Page Under Construction 1. Sight In my book I stress that hunters should hone ALL their senses. These are taste, smell, sound, touch and sight. They should strive to develop the sixth sense of subconscious, automatic, instantaneous integration of natural clues encountered during the hunt. I define this sense as the “proximity feeling” - the instinctive awareness of animal presence and the environment that allows and controls their existence, survival and location at the moment of the hunt . A human parallel example of total awareness is the individual who becomes a statesman, executive, or charismatic leader because they are able to instinctively and rapidly understand all types of people. They do not itemize list all the assets, wants, abilities, etc. of the people they meet. They instinctively can instantly arrive at an accurate summary of the people. Modern Sight: Do Not be an Ocular-centric Hunter: To where have we humans traveled in recent sensual history? We have become strongly biased toward using only sight to make judgements. I saw a most chilling example. There was the magazine photograph! Perhaps thirty thousand protesters were holding up their lighted cell phones to illuminate a dark city square. What another insight to what we have become. We must now first see something to assess and believe it. The rapid evolution of technology in the last sixty years has warped our assessing-abilities to only the sense of sight. We need only see a picture in a magazine or on the internet to induce us to buy it. Everywhere we go and every thing we do is governed by dominantly looking. We are losing our other sensual abilities. Many of us no longer really judge what we do or purchase according to its merits using all our senses. If we do not like the item, we just return it. Modern man must see things to believe them. Social scientist Dr. Carolyn Purnell (1-4-2017) points out how sight has become dominating and instinctive in 21st Century humans. She illustrates this change with the nighttime working of Paris’ central market. For 600 years it operated in the dark. Candles were expensive, the few street lights had burned out by that late trading hour, and gas lighting had not been yet invented. Shopkeepers would descend on the market after midnight when the wholesalers and growers had freshly stocked their booths. The retailers hovered around merchandise and assessed its quality, cut, and freshness in virtual darkness. They had to use all their senses to choose the proper items that would rapidly resell the next day, a day without refrigeration. The system worked because of fine tuning all the senses.
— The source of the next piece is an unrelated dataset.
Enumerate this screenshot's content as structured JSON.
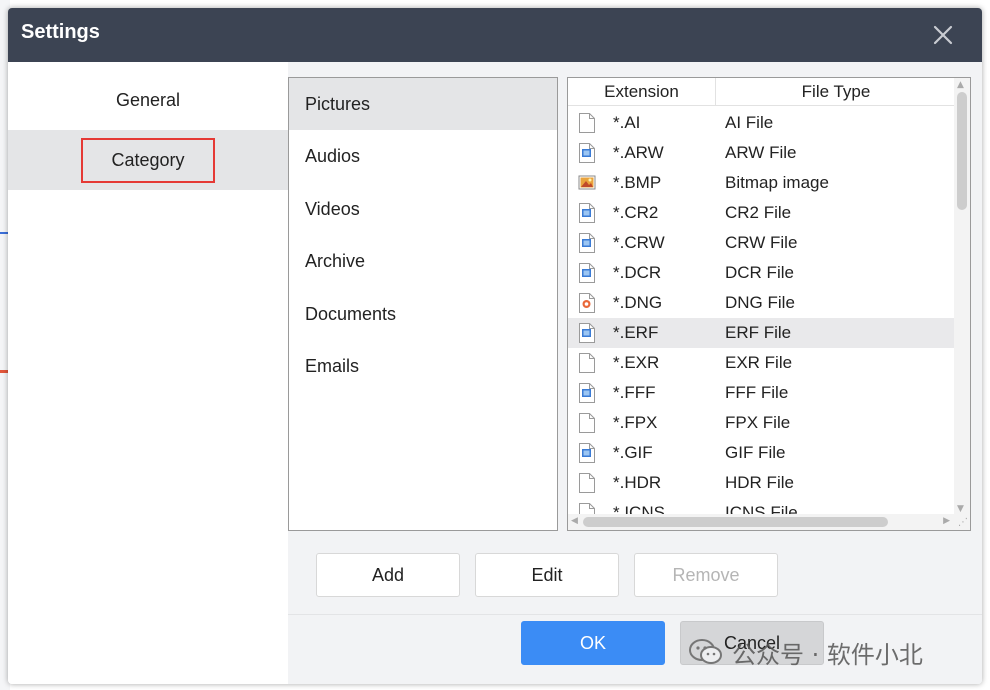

The retailer had restocked their shops and gotten some sleep well before morning shoppers arrived. How did the buyers determine what to buy? They used all five their senses plus some intuition and deductions. Aromas told them where certain good were, and how fresh they may be. They felt the goods, smelled them, analyzed their textures, judged weight, porosity, water content, freshness, thickness. And all the while their ears were cocked to detect out seller nuisances, bargaining positions and potential deception. It worked in the dark with the use of all senses! The lack of sight was then not a crippling detriment to business. Dr. Purnelll (2017) concludes, “Enlightenment that illumination may not have been the great metaphor of the age, but its most influential thinkers knew that senses beyond sight conveyed many more other kinds of information about the world around us [ than does light].”
Honing Hunter Senses